Items from an interface collection:
---

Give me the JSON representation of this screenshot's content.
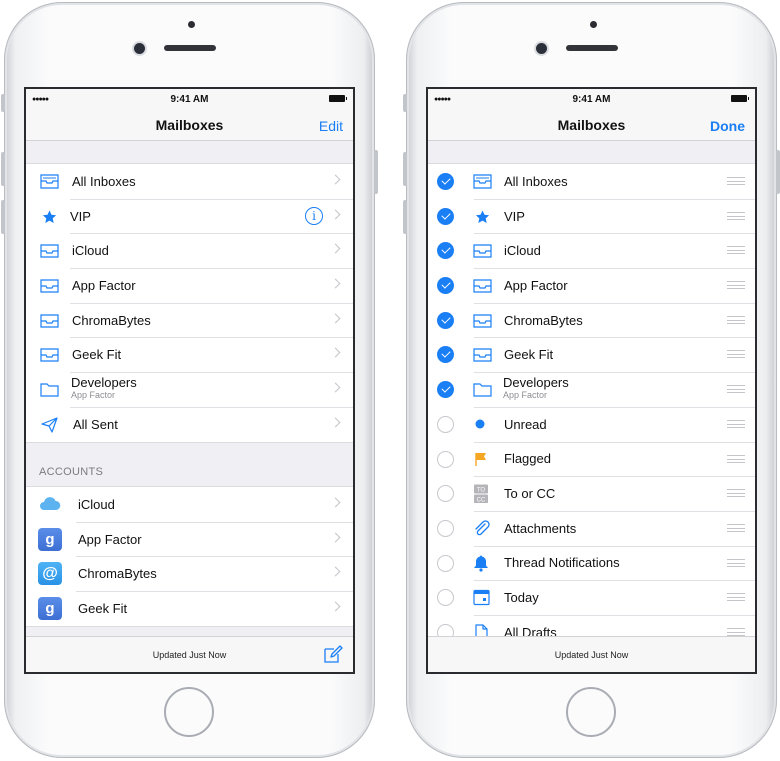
{
  "status": {
    "time": "9:41 AM",
    "signal": "●●●●●"
  },
  "left": {
    "nav_title": "Mailboxes",
    "edit_label": "Edit",
    "mailboxes": [
      {
        "label": "All Inboxes",
        "icon": "tray-stack-icon"
      },
      {
        "label": "VIP",
        "icon": "star-icon"
      },
      {
        "label": "iCloud",
        "icon": "inbox-icon"
      },
      {
        "label": "App Factor",
        "icon": "inbox-icon"
      },
      {
        "label": "ChromaBytes",
        "icon": "inbox-icon"
      },
      {
        "label": "Geek Fit",
        "icon": "inbox-icon"
      },
      {
        "label": "Developers",
        "sublabel": "App Factor",
        "icon": "folder-icon"
      },
      {
        "label": "All Sent",
        "icon": "paper-plane-icon"
      }
    ],
    "accounts_header": "ACCOUNTS",
    "accounts": [
      {
        "label": "iCloud",
        "icon": "icloud-icon"
      },
      {
        "label": "App Factor",
        "icon": "google-icon"
      },
      {
        "label": "ChromaBytes",
        "icon": "at-icon"
      },
      {
        "label": "Geek Fit",
        "icon": "google-icon"
      }
    ],
    "google_glyph": "g",
    "at_glyph": "@",
    "info_glyph": "i",
    "toolbar_text": "Updated Just Now"
  },
  "right": {
    "nav_title": "Mailboxes",
    "done_label": "Done",
    "items": [
      {
        "label": "All Inboxes",
        "checked": true,
        "icon": "tray-stack-icon"
      },
      {
        "label": "VIP",
        "checked": true,
        "icon": "star-icon"
      },
      {
        "label": "iCloud",
        "checked": true,
        "icon": "inbox-icon"
      },
      {
        "label": "App Factor",
        "checked": true,
        "icon": "inbox-icon"
      },
      {
        "label": "ChromaBytes",
        "checked": true,
        "icon": "inbox-icon"
      },
      {
        "label": "Geek Fit",
        "checked": true,
        "icon": "inbox-icon"
      },
      {
        "label": "Developers",
        "sublabel": "App Factor",
        "checked": true,
        "icon": "folder-icon"
      },
      {
        "label": "Unread",
        "checked": false,
        "icon": "unread-dot-icon"
      },
      {
        "label": "Flagged",
        "checked": false,
        "icon": "flag-icon"
      },
      {
        "label": "To or CC",
        "checked": false,
        "icon": "to-cc-icon"
      },
      {
        "label": "Attachments",
        "checked": false,
        "icon": "paperclip-icon"
      },
      {
        "label": "Thread Notifications",
        "checked": false,
        "icon": "bell-icon"
      },
      {
        "label": "Today",
        "checked": false,
        "icon": "calendar-icon"
      },
      {
        "label": "All Drafts",
        "checked": false,
        "icon": "document-icon"
      }
    ],
    "to_cc_glyphs": [
      "TO",
      "CC"
    ],
    "toolbar_text": "Updated Just Now"
  },
  "colors": {
    "accent": "#1a7ff5",
    "flag": "#f5a623",
    "separator": "#e0e0e4"
  }
}
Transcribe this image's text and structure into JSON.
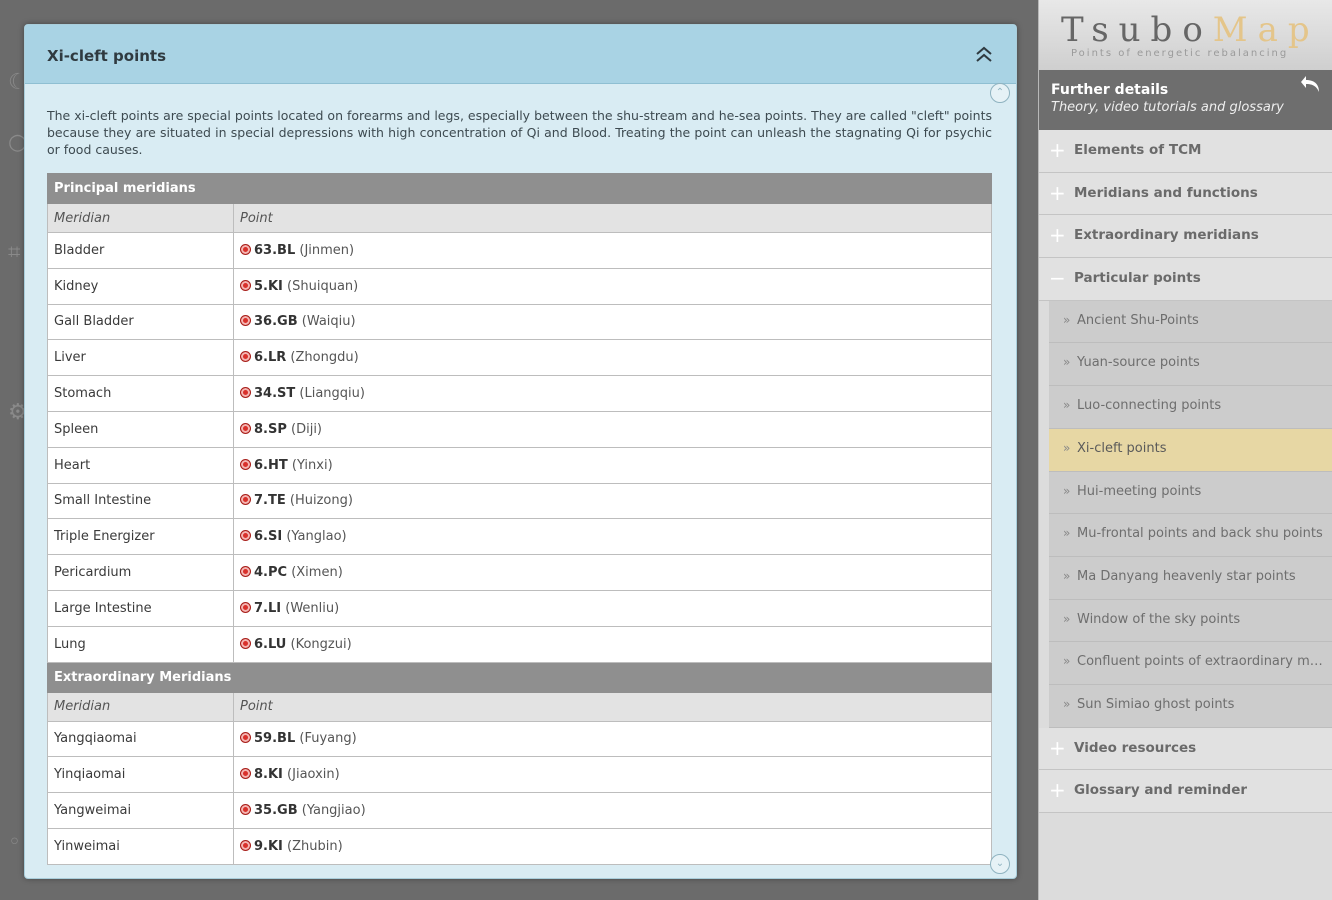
{
  "panel": {
    "title": "Xi-cleft points",
    "intro": "The xi-cleft points are special points located on forearms and legs, especially between the shu-stream and he-sea points. They are called \"cleft\" points because they are situated in special depressions with high concentration of Qi and Blood. Treating the point can unleash the stagnating Qi for psychic or food causes."
  },
  "table": {
    "principal": {
      "title": "Principal meridians",
      "col_meridian": "Meridian",
      "col_point": "Point",
      "rows": [
        {
          "meridian": "Bladder",
          "code": "63.BL",
          "name": "(Jinmen)"
        },
        {
          "meridian": "Kidney",
          "code": "5.KI",
          "name": "(Shuiquan)"
        },
        {
          "meridian": "Gall Bladder",
          "code": "36.GB",
          "name": "(Waiqiu)"
        },
        {
          "meridian": "Liver",
          "code": "6.LR",
          "name": "(Zhongdu)"
        },
        {
          "meridian": "Stomach",
          "code": "34.ST",
          "name": "(Liangqiu)"
        },
        {
          "meridian": "Spleen",
          "code": "8.SP",
          "name": "(Diji)"
        },
        {
          "meridian": "Heart",
          "code": "6.HT",
          "name": "(Yinxi)"
        },
        {
          "meridian": "Small Intestine",
          "code": "7.TE",
          "name": "(Huizong)"
        },
        {
          "meridian": "Triple Energizer",
          "code": "6.SI",
          "name": "(Yanglao)"
        },
        {
          "meridian": "Pericardium",
          "code": "4.PC",
          "name": "(Ximen)"
        },
        {
          "meridian": "Large Intestine",
          "code": "7.LI",
          "name": "(Wenliu)"
        },
        {
          "meridian": "Lung",
          "code": "6.LU",
          "name": "(Kongzui)"
        }
      ]
    },
    "extra": {
      "title": "Extraordinary Meridians",
      "col_meridian": "Meridian",
      "col_point": "Point",
      "rows": [
        {
          "meridian": "Yangqiaomai",
          "code": "59.BL",
          "name": "(Fuyang)"
        },
        {
          "meridian": "Yinqiaomai",
          "code": "8.KI",
          "name": "(Jiaoxin)"
        },
        {
          "meridian": "Yangweimai",
          "code": "35.GB",
          "name": "(Yangjiao)"
        },
        {
          "meridian": "Yinweimai",
          "code": "9.KI",
          "name": "(Zhubin)"
        }
      ]
    }
  },
  "sidebar": {
    "logo_word": "Tsubo",
    "logo_map": "Map",
    "logo_sub": "Points of energetic rebalancing",
    "details_title": "Further details",
    "details_sub": "Theory, video tutorials and glossary",
    "top_items": [
      "Elements of TCM",
      "Meridians and functions",
      "Extraordinary meridians",
      "Particular points",
      "Video resources",
      "Glossary and reminder"
    ],
    "sub_items": [
      "Ancient Shu-Points",
      "Yuan-source points",
      "Luo-connecting points",
      "Xi-cleft points",
      "Hui-meeting points",
      "Mu-frontal points and back shu points",
      "Ma Danyang heavenly star points",
      "Window of the sky points",
      "Confluent points of extraordinary meridians",
      "Sun Simiao ghost points"
    ],
    "active_color": "#e7d7a4"
  }
}
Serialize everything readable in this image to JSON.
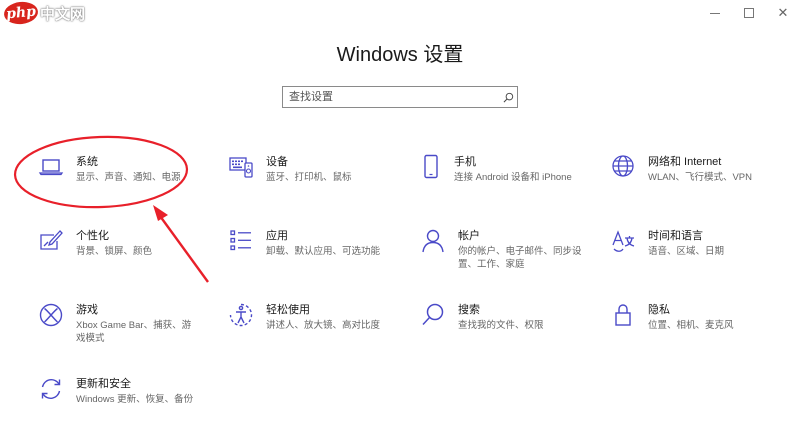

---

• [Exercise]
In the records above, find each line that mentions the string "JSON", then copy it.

• [Task output]
Give me the JSON representation of this screenshot's content.
Transcribe this image's text and structure into JSON.
Serialize everything readable in this image to JSON.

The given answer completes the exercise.